Then the organ starts (oh Lord, literally). We have carpet in our church back home. Sam was not ready for how loud it would be with the accoustics. What is he going to do? I am trying not to look at him or let him see me look at him. Then I feel his cold little hands pulling on mine. He is covering his ears but he motions for me to put my hands over his ears too.

I comply.

"HARD" he says loud over the music. I try to press harder.

"HARD" he says again. I feel like I am placing suction cups on his little head.

I am calm. This is the same routine we go through at movies. It is familiar to me and him now, and I think we both are better.

As the service progressed, it was obvious he was needing more space. My fear was him going under the pew. Where would he go from there? We are in the front row. Would he dart straight up to the communion table?

Calm down. He just needed to create his own space (as Brent reminded me). He sat quietly on the floor between Brent and I. He took all the Bibles and hymnals and placed them around him to create his space. "The door" was next. Sam has to always create these spaces for himself, and then he adds "a door" as a final touch.

"The door" this day would be my backpack purse. He nudged at it from the other side of my legs and affixed it perfectly to enclose his safe place. I looked at Brent, he smiled this calm, "see, he is okay, he just needed his space" look at me. I was calm now.

After church, I was reminded of my own little lesson on faith. Sometimes (as a good friend once said) you have to "let go and let God". Yes it is a saying heard forever, but our friend Judy made it real. I should have listened. Thanks Brent for your faith and being my rock.

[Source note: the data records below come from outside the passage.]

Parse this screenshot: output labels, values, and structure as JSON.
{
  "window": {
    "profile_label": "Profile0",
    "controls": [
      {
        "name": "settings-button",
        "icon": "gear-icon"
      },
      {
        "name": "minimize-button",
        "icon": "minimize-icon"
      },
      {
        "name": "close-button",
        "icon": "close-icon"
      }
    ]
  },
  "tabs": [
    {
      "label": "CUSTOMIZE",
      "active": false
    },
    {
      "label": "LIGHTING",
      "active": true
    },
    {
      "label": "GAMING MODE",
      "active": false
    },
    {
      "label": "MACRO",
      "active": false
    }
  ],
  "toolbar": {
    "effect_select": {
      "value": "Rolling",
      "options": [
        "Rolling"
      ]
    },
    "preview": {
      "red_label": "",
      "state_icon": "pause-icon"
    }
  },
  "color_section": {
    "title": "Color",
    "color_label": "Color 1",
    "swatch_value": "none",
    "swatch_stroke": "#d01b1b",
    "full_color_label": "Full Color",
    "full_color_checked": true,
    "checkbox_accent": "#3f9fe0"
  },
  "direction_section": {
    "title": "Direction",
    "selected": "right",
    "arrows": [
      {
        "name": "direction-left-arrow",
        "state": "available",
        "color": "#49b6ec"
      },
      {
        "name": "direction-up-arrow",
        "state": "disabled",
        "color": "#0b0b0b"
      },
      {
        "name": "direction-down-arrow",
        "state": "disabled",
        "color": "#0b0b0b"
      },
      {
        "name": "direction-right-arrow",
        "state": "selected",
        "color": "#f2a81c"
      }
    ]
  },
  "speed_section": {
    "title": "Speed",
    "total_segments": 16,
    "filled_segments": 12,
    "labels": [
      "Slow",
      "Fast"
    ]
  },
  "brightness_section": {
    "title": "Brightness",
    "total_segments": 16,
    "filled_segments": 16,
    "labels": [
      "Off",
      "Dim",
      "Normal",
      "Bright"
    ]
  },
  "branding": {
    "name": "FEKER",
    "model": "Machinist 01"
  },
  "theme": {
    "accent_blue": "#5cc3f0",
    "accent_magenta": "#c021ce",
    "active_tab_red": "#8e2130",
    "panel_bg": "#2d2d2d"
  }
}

As I was preparing to leave (and had left Brent to fill the van with our own boys and all of my nieces, sorry Brent), Brent's pastor pulled me aside to tell me about Build a Bear Workshop . She told me that they were having a special bear for Autism Awareness Month. She just thought we would like to know. I thanked her, and told her we had heard, and that Sam and I were planning a special trip there together. What I didn't tell her was that the special bear they were using is called "Nikki III", which has even more meaning for me, as my little sister who died a couple years ago was named Nikki. So Sam's little snuggly bear we would make, was also his little angel watching over him. Just Brent's pastor acknowledging the Autism, and letting us know she cares, provided yet another lesson..... "faith and friends".

Then later in the day, while all of Brent's sisters and their families and his aunt and uncles came, another lesson on "faith and family". Brent's Aunt D (who is in her 60's and facing her own challenges with Parkinsons) pulled me aside also saying "Is that underwear Sam is wearing?" She knew we had been struggling with potty training for awhile.

"Yes, we finally did it! We took a week straight of potty bootcamp at home." I replied with super excitement, as you can guess.

Aunt D went on to tell me that she was so happy and so surprised. She said, quote, "wow, all of the stuff and novels I have been reading about Autism lately say that it is sometimes 6 or 7 years old or later."

Aunt D doesn't know, but that right there said so much to us. That first of all, why would she care to catch up with Autism when she has so much with her own health going on, and second, that she is taking the time to care and understand our child better. ...."Faith and family."

One of my favorite quotes is "Faith is not believing that God can, it is KNOWING that God will".........again, it is all about faith!